Task item → All the lines below should appear again unchanged, though their pictures should not.
═══ Excerpted records ═══
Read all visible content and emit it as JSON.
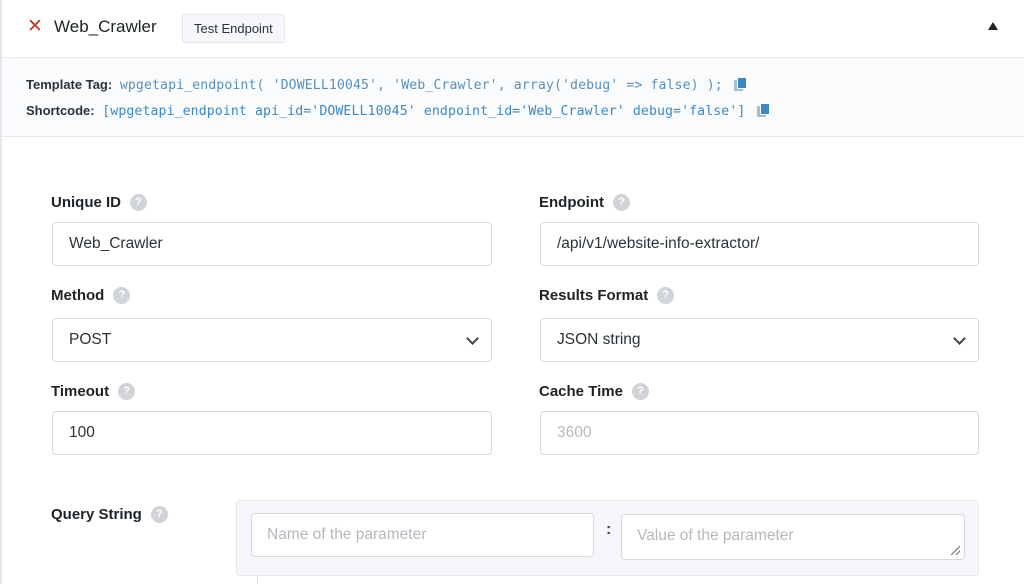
{
  "header": {
    "endpoint_name": "Web_Crawler",
    "test_button_label": "Test Endpoint",
    "close_icon": "x-icon",
    "collapse_icon": "triangle-up-icon"
  },
  "tags": {
    "template_tag_label": "Template Tag:",
    "template_tag_code": "wpgetapi_endpoint( 'DOWELL10045', 'Web_Crawler', array('debug' => false) );",
    "shortcode_label": "Shortcode:",
    "shortcode_code": "[wpgetapi_endpoint api_id='DOWELL10045' endpoint_id='Web_Crawler' debug='false']",
    "copy_icon": "copy-icon"
  },
  "form": {
    "unique_id": {
      "label": "Unique ID",
      "value": "Web_Crawler"
    },
    "endpoint": {
      "label": "Endpoint",
      "value": "/api/v1/website-info-extractor/"
    },
    "method": {
      "label": "Method",
      "value": "POST"
    },
    "results_format": {
      "label": "Results Format",
      "value": "JSON string"
    },
    "timeout": {
      "label": "Timeout",
      "value": "100"
    },
    "cache_time": {
      "label": "Cache Time",
      "placeholder": "3600"
    },
    "query_string": {
      "label": "Query String",
      "name_placeholder": "Name of the parameter",
      "separator": ":",
      "value_placeholder": "Value of the parameter"
    },
    "help_glyph": "?"
  },
  "colors": {
    "close_red": "#c0392b",
    "code_blue": "#3e88c2"
  }
}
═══
Finished task →
Read all visible content and emit it as JSON.
{
  "header": {
    "endpoint_name": "Web_Crawler",
    "test_button_label": "Test Endpoint",
    "close_icon": "x-icon",
    "collapse_icon": "triangle-up-icon"
  },
  "tags": {
    "template_tag_label": "Template Tag:",
    "template_tag_code": "wpgetapi_endpoint( 'DOWELL10045', 'Web_Crawler', array('debug' => false) );",
    "shortcode_label": "Shortcode:",
    "shortcode_code": "[wpgetapi_endpoint api_id='DOWELL10045' endpoint_id='Web_Crawler' debug='false']",
    "copy_icon": "copy-icon"
  },
  "form": {
    "unique_id": {
      "label": "Unique ID",
      "value": "Web_Crawler"
    },
    "endpoint": {
      "label": "Endpoint",
      "value": "/api/v1/website-info-extractor/"
    },
    "method": {
      "label": "Method",
      "value": "POST"
    },
    "results_format": {
      "label": "Results Format",
      "value": "JSON string"
    },
    "timeout": {
      "label": "Timeout",
      "value": "100"
    },
    "cache_time": {
      "label": "Cache Time",
      "placeholder": "3600"
    },
    "query_string": {
      "label": "Query String",
      "name_placeholder": "Name of the parameter",
      "separator": ":",
      "value_placeholder": "Value of the parameter"
    },
    "help_glyph": "?"
  },
  "colors": {
    "close_red": "#c0392b",
    "code_blue": "#3e88c2"
  }
}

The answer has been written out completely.